SCREEN printing
Let Your Factory Speak for Itself
Getting machines to talk to each other enhances output and yields.
IT’S COMMON SENSE, really, and probably one of the most familiar sayings of mankind: Communication is key. Good communication is central to productive relationships, effective business strategy … just about everything, honestly. It’s not just communication, however, but communication quality and transparency that result in informed decision-making. This is especially true in the manufacturing setting and is the basis for Industry 4.0. Machines have been cranking out data for decades, but applying them in a meaningful way is, at the core, what Industry 4.0 is all about. Until recently, however, data exchange was largely supplier-specific; proprietary equipment system software could manage tasks rather seamlessly, but communication among disparate equipment brands in relation to PCB movement and traceability was challenging. The IPC-SMEMA-9851 standard provides a solid foundation and is still successfully employed, yet enhancements are required to progress toward a nimbler, automation-friendly solution that permits open and uniform machine-to-machine communication.

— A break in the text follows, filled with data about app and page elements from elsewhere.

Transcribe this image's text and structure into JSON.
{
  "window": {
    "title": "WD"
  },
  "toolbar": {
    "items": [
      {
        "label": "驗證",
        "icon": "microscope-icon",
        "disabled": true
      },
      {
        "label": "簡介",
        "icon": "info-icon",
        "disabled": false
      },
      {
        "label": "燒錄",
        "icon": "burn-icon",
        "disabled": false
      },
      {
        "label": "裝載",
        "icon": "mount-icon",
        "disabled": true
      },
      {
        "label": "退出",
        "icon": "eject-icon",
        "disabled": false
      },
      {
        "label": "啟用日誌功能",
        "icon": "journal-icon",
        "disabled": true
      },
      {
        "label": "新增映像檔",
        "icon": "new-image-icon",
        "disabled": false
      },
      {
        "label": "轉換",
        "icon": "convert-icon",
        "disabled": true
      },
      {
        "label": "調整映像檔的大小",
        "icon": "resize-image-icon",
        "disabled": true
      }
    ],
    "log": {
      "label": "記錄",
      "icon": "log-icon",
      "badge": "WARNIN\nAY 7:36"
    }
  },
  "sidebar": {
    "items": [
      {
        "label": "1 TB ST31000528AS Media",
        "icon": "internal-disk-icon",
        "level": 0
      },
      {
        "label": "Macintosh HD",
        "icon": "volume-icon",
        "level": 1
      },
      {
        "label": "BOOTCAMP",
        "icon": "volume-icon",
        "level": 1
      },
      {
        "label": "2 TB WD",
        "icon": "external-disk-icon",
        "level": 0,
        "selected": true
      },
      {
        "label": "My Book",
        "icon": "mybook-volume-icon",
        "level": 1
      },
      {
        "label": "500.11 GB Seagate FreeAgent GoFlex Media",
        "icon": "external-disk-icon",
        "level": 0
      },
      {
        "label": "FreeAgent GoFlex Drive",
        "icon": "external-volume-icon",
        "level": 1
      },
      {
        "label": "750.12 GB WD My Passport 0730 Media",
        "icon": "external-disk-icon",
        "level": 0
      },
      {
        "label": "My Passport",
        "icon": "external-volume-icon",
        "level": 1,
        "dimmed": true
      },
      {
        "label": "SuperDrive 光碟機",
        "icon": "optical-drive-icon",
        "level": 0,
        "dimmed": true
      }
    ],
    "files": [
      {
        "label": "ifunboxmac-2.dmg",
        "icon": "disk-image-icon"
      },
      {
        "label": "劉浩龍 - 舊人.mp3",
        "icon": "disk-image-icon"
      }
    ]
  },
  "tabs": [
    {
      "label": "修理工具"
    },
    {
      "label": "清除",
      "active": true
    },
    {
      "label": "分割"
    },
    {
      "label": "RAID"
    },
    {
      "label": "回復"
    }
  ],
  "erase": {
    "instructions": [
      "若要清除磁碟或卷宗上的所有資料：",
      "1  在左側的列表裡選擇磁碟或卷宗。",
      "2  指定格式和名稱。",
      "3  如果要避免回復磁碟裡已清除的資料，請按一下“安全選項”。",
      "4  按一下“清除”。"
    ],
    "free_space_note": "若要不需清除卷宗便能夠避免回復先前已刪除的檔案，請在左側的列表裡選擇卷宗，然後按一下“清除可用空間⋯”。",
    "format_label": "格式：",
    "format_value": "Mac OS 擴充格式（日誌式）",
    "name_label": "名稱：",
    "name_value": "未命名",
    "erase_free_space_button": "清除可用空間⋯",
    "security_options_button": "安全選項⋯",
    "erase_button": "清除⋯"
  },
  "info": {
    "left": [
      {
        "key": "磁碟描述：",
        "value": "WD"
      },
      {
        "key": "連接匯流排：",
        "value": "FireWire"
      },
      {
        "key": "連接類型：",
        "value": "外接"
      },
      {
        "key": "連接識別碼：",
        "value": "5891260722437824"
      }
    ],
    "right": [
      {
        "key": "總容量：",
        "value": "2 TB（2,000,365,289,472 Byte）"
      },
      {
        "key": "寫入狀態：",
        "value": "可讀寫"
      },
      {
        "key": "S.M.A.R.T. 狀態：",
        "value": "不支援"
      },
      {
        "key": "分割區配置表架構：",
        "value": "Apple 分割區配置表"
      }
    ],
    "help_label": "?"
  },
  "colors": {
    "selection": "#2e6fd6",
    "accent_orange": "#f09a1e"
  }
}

How it started. While several stencil printer platforms and everything within their respective ecosystems – board handling equipment, SPI and closed-loop feedback tools – are data rich, self-correcting and optimized for the printing operation, the data generated by printers relating to the PCB characteristics must be passed down the line. That, of course, means the data must be vendor-neutral. Moving beyond simple board recognition from one system to the next, true traceability is required for smart factory effectiveness. Consequently, the Hermes Standard Initiative (IPC-HERMES-9852) was born as the result of more than a dozen equipment vendors unifying behind the cause for an improved open communication protocol, which speaks volumes for the requirement and the customer desire for such a solution. By simplifying the transfer of PCB data between machines regardless of supplier, efficiency and productivity improvement are a given. And, with scalability options, board data can be customized so that when the PCB is passed from, say, the printer to the placement machine, each machine is compelled to recognize the data set, potentially add to it, and transfer that record through the assembly line, making for a more holistic view of the PCB. In fact, these data represent the digital twin of the physical PCB, and Hermes transports the PCB and its digital twin consistently down the SMT line. Integrating Hermes with IPC’s Connected Factory Exchange (CFX) standard broadens this line efficiency and communication transparency to the factory, while other MES systems can extend that to the global enterprise.

“Analyzing the data stream in real time allows full, closed-loop process control within the demanding process of stencil printing.
For the printing operation, the potential efficiency benefits of Hermes are immense. In manufacturing sites that require multiple changeovers per day, for example, the ability to seamlessly reconfigure the printer through automatic conveyor system adjustments, corresponding program-loading and verification of proper material sets (solder paste, stencils, etc.) saves time, the potential for human error and the related costs of mistakes. Optimized board flow management enabled by Hermes raises line efficiency, with board location in-process aiding adjustments upstream or downstream to facilitate a continuous pace. Within the print optimization loop, CFX allows the SPI platform to feed its data stream into a process analysis system, transforming the data into information and then into knowledge, spurring small but continuous process corrections to the printing process. As this column frequently illuminates, the printing operation is affected by many factors. Having the data stream analyzed in real time allows full, closed-loop process control within this demanding process. Other data streams that can be transformed into knowledge using the CFX framework include material/logistics/quality of raw materials, work in process (WIP) and finished product. Equipment utilization and predictive maintenance data can also be captured.

How it’s going. To be fair, the industry is only at the start and has a long way to go, but the standards are now established. As of last November, 58 suppliers have signed on as members, and factories worldwide are increasingly embracing Hermes, as well as other higher-level powerful communications for factory and enterprise Industry 4.0 manufacturing. For early adopters, such as a North American customer that installed a Hermes and CFX-equipped line in early 2020, immediate improvements have been noted. That assembler commented the cutting-edge connectivity led to significantly reduced setup times and nearly eliminated process variation for extreme productivity. Indeed, the ability to carry out full product changeovers for the entire line with less operator intervention is one example of how this technology can reduce the resources required for low-value routine tasks. Other practical examples are seen at manufacturers of high-end industrial assemblies. These customers have small (<300 units) runs; therefore, many changeovers are performed every shift. Hermes capability saves them considerable time, enabling more productive resource allocation and eliminating potentially expensive errors.

The core of communication is transparency, comprehensiveness and analysis; this is the heart of Industry 4.0. With the Hermes and CFX standards in place and industry adoption on the rise, the lines of communication are open. Welcome to the smart factory.

Clive Ashmore headshot
Clive Ashmore
is global applied process engineering manager at ASM Assembly Systems, Printing Solutions Division (; His column appears bimonthly.